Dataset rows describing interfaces
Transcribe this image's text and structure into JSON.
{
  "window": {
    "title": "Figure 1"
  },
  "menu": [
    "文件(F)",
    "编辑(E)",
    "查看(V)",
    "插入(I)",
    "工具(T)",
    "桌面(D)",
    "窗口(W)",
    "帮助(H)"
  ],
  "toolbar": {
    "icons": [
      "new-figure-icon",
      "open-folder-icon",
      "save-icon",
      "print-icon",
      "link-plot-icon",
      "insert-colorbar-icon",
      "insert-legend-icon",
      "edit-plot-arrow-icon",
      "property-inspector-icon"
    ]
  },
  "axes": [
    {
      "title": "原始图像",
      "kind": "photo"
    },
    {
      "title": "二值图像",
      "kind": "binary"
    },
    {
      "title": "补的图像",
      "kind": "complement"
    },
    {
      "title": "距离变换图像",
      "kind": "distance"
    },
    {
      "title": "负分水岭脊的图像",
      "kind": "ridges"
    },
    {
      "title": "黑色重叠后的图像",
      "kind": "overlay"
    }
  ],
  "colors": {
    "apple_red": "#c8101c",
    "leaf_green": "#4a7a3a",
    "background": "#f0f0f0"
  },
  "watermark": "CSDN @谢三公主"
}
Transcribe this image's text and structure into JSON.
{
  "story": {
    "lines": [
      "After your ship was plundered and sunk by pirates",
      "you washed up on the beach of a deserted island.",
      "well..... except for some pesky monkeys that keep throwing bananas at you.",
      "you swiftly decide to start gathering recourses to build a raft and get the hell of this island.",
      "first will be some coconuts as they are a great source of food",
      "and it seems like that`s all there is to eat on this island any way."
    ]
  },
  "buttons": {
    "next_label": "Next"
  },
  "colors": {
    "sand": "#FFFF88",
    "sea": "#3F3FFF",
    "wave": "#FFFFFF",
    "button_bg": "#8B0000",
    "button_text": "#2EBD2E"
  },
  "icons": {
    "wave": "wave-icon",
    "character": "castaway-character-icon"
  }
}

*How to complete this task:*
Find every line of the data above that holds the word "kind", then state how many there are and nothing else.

*Response to this task:*
6